Starlight “Starlight Warriors”

Starlight - Starlight Warriors - cover

This demo is released as a silver printed CD in a cardboard sleeve, and I got mine directly from the band. Later it has also been rereleased on tape format by Heavy Chains. The band is from Stockholm in Sweden, was formed just last year and the demo was recorded in January 2016.

“Starlight Warriors” contains three tracks of fast heavy metal, and as the band name suggest, it’s quite influenced by early Helloween and other German acts dealing in things speedy and melodic. This is most obvious in the title track, which offers absolutely nothing new, but is a catchy and fast hymn with a huge singalong chorus. In addition to the German masters of the genre, the vocal lines during the chorus also have a certain Tony Moore-era Riot flair. “Madness Rising”, while still very much uptempo, is a bit different, not so German sounding  if you know what I mean,  and also a bit more diverse. The last track “Too Drunk, Too Fast” is more straight ahead heavy metal, without the big singalong chorus.  In other words, this is a surprisingly diverse demo.

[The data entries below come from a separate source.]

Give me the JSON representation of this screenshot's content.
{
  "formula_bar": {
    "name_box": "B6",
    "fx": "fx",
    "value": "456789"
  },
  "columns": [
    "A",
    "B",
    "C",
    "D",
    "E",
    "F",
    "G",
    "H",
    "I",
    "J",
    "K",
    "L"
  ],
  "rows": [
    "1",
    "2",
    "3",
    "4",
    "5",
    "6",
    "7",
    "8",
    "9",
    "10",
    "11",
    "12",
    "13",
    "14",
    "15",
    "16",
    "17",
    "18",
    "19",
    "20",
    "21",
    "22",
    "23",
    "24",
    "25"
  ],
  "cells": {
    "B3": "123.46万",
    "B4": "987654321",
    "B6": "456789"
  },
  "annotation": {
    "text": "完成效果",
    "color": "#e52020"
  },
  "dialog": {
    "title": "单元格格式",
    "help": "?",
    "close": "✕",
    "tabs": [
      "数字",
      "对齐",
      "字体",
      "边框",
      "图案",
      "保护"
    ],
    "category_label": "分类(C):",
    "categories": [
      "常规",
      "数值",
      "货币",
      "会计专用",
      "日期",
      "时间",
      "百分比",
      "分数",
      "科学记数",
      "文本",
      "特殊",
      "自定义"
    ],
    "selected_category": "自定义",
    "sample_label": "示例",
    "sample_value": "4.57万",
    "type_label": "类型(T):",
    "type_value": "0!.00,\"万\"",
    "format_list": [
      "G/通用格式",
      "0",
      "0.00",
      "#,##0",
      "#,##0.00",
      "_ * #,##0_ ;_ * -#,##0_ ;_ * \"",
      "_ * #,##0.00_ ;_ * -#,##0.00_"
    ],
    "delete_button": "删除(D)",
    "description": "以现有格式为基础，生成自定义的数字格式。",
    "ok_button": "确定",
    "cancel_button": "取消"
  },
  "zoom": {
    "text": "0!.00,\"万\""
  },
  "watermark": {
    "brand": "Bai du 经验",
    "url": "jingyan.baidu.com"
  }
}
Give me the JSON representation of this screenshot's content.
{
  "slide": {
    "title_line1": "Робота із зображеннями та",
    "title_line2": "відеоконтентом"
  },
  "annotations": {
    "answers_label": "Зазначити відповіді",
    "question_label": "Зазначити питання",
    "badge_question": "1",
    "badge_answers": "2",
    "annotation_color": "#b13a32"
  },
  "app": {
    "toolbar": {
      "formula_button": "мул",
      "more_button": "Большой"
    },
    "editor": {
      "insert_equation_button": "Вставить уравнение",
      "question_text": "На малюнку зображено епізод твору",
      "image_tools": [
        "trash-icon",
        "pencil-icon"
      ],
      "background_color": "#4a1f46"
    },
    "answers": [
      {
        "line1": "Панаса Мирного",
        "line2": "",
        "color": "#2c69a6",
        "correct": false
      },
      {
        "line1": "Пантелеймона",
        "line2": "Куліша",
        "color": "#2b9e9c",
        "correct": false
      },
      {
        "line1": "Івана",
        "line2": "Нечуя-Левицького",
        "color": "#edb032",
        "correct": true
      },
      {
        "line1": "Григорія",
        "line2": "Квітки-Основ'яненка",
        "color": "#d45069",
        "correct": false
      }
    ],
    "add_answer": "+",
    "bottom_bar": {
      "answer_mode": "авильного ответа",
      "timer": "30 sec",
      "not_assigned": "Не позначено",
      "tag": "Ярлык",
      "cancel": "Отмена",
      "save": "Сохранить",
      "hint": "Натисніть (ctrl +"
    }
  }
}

The sound is as expected for a demo, naked and raw with a thin lead guitar and the bass very prominent in the overall sound.  Not the tightest of recordings, but I can admit that it has a certain charm. The singer Alex Härkesjö has a pretty decent set of pipes, and shows that he can adjust his voice pretty well to the different expressions of the songs, from the Kai Hansen style in the title track, to a more powerful, controlled approach in the other songs. I am not blown away by the 10 and a half minutes of music presented here, but need to hear more from the band to pass judgement.



Recent Posts

ETERNAL CHAMPION: Leaning into strenghts

If you dive into the archive section of this site, something I strongly recommend you to do as there is a lot to read there, you can already find three interviews I did with Eternal Champion in the past. The first one was published right after the band released their demo, while I spoke to the guys again when they did the split release with Gatekeeper back in 2015. The last time I hooked up with the band was of course when the put out their debut album, the mighty “The Armor Of Ire” was hot off the press back in the autumn of 2016. Like always, singer Jason Tarpey is the one answering my questions. Looking back at “The Armor Of Ire” with a bit of distance to it, is he more satisfied  with it now compared to when you had it finished, or is it perhaps the other way around?

Continue reading
  1. ARMORED SAINT: From the heart 4 Replies
  2. CIRITH UNGOL: Back In Black 1 Reply
  3. SORCERER: Closer to heavy metal Leave a reply
  4. DARK FOREST: Preserving the past Leave a reply
  5. DEXTER WARD: Days of epic metal Leave a reply
  6. WOLF: Straight up heavy metal Leave a reply
  7. MINDLESS SINNER: Not a nostalgic act Leave a reply
  8. IRONSWORD: The European Manilla Road 1 Reply
  9. ANGEL WITCH: Not rocket science Leave a reply
  10. TERMINUS: Not shouting for attention Leave a reply
  11. ATLANTEAN KODEX: Under pressure Leave a reply
  12. RAM: Proud to be heavy metal Leave a reply
  13. HELVETETS PORT: Quirky parts in abundance 1 Reply
  14. PRELUDE TO RUIN: Band of brothers 2 Replies
  15. LUNAR SHADOW: “Heavy Metal bores me to death” 4 Replies
  16. RAVENSIRE: Beware of easter eggs Leave a reply
  17. SMOULDER: A mystical and arcane vibe Leave a reply
  18. ARCH/MATHEOS: Pushing boundaries Leave a reply
  19. ENFORCER: Nothing to lose Leave a reply